◆ WORK INSTRUCTIONS ◆
Restate the listing below word for word, and leave its pictures behind.

◆ DATA FOR REVIEW ◆

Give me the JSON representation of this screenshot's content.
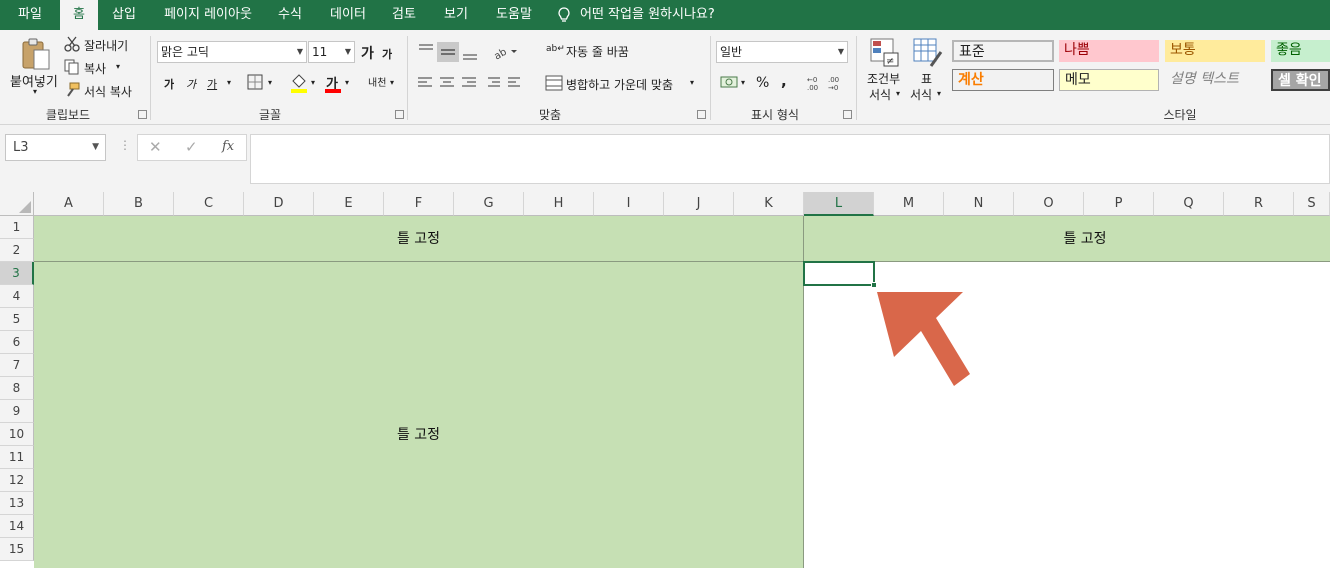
{
  "menu": {
    "tabs": [
      "파일",
      "홈",
      "삽입",
      "페이지 레이아웃",
      "수식",
      "데이터",
      "검토",
      "보기",
      "도움말"
    ],
    "active": "홈",
    "tell_me": "어떤 작업을 원하시나요?"
  },
  "ribbon": {
    "clipboard": {
      "paste": "붙여넣기",
      "cut": "잘라내기",
      "copy": "복사",
      "format_painter": "서식 복사",
      "group": "클립보드"
    },
    "font": {
      "name": "맑은 고딕",
      "size": "11",
      "grow": "가",
      "shrink": "가",
      "bold": "가",
      "italic": "가",
      "underline": "가",
      "font_color": "가",
      "phonetic": "내천",
      "group": "글꼴"
    },
    "alignment": {
      "wrap": "자동 줄 바꿈",
      "merge": "병합하고 가운데 맞춤",
      "group": "맞춤"
    },
    "number": {
      "format": "일반",
      "percent": "%",
      "comma": ",",
      "group": "표시 형식"
    },
    "styles": {
      "conditional": "조건부\n서식",
      "conditional_1": "조건부",
      "conditional_2": "서식",
      "table_1": "표",
      "table_2": "서식",
      "boxes": [
        {
          "label": "표준",
          "color": "#000000",
          "bg": "#ffffff"
        },
        {
          "label": "나쁨",
          "color": "#9c0006",
          "bg": "#ffc7ce"
        },
        {
          "label": "보통",
          "color": "#9c5700",
          "bg": "#ffeb9c"
        },
        {
          "label": "좋음",
          "color": "#006100",
          "bg": "#c6efce"
        },
        {
          "label": "계산",
          "color": "#fa7d00",
          "bg": "#f2f2f2"
        },
        {
          "label": "메모",
          "color": "#000000",
          "bg": "#ffffcc"
        },
        {
          "label": "설명 텍스트",
          "color": "#7f7f7f",
          "bg": "#f3f3f3"
        },
        {
          "label": "셀 확인",
          "color": "#ffffff",
          "bg": "#a5a5a5"
        }
      ],
      "group": "스타일"
    }
  },
  "formula_bar": {
    "name_box": "L3",
    "fx": "fx",
    "content": ""
  },
  "grid": {
    "columns": [
      "A",
      "B",
      "C",
      "D",
      "E",
      "F",
      "G",
      "H",
      "I",
      "J",
      "K",
      "L",
      "M",
      "N",
      "O",
      "P",
      "Q",
      "R",
      "S"
    ],
    "rows": [
      "1",
      "2",
      "3",
      "4",
      "5",
      "6",
      "7",
      "8",
      "9",
      "10",
      "11",
      "12",
      "13",
      "14",
      "15"
    ],
    "selected_cell": "L3",
    "freeze_top_left": "틀 고정",
    "freeze_top_right": "틀 고정",
    "freeze_left": "틀 고정",
    "fill_color": "#c6e0b4",
    "arrow_color": "#d9674a"
  }
}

◆ EXERCISE OUTPUT ◆
Give me the JSON representation of this screenshot's content.
{
  "menu": {
    "tabs": [
      "파일",
      "홈",
      "삽입",
      "페이지 레이아웃",
      "수식",
      "데이터",
      "검토",
      "보기",
      "도움말"
    ],
    "active": "홈",
    "tell_me": "어떤 작업을 원하시나요?"
  },
  "ribbon": {
    "clipboard": {
      "paste": "붙여넣기",
      "cut": "잘라내기",
      "copy": "복사",
      "format_painter": "서식 복사",
      "group": "클립보드"
    },
    "font": {
      "name": "맑은 고딕",
      "size": "11",
      "grow": "가",
      "shrink": "가",
      "bold": "가",
      "italic": "가",
      "underline": "가",
      "font_color": "가",
      "phonetic": "내천",
      "group": "글꼴"
    },
    "alignment": {
      "wrap": "자동 줄 바꿈",
      "merge": "병합하고 가운데 맞춤",
      "group": "맞춤"
    },
    "number": {
      "format": "일반",
      "percent": "%",
      "comma": ",",
      "group": "표시 형식"
    },
    "styles": {
      "conditional": "조건부\n서식",
      "conditional_1": "조건부",
      "conditional_2": "서식",
      "table_1": "표",
      "table_2": "서식",
      "boxes": [
        {
          "label": "표준",
          "color": "#000000",
          "bg": "#ffffff"
        },
        {
          "label": "나쁨",
          "color": "#9c0006",
          "bg": "#ffc7ce"
        },
        {
          "label": "보통",
          "color": "#9c5700",
          "bg": "#ffeb9c"
        },
        {
          "label": "좋음",
          "color": "#006100",
          "bg": "#c6efce"
        },
        {
          "label": "계산",
          "color": "#fa7d00",
          "bg": "#f2f2f2"
        },
        {
          "label": "메모",
          "color": "#000000",
          "bg": "#ffffcc"
        },
        {
          "label": "설명 텍스트",
          "color": "#7f7f7f",
          "bg": "#f3f3f3"
        },
        {
          "label": "셀 확인",
          "color": "#ffffff",
          "bg": "#a5a5a5"
        }
      ],
      "group": "스타일"
    }
  },
  "formula_bar": {
    "name_box": "L3",
    "fx": "fx",
    "content": ""
  },
  "grid": {
    "columns": [
      "A",
      "B",
      "C",
      "D",
      "E",
      "F",
      "G",
      "H",
      "I",
      "J",
      "K",
      "L",
      "M",
      "N",
      "O",
      "P",
      "Q",
      "R",
      "S"
    ],
    "rows": [
      "1",
      "2",
      "3",
      "4",
      "5",
      "6",
      "7",
      "8",
      "9",
      "10",
      "11",
      "12",
      "13",
      "14",
      "15"
    ],
    "selected_cell": "L3",
    "freeze_top_left": "틀 고정",
    "freeze_top_right": "틀 고정",
    "freeze_left": "틀 고정",
    "fill_color": "#c6e0b4",
    "arrow_color": "#d9674a"
  }
}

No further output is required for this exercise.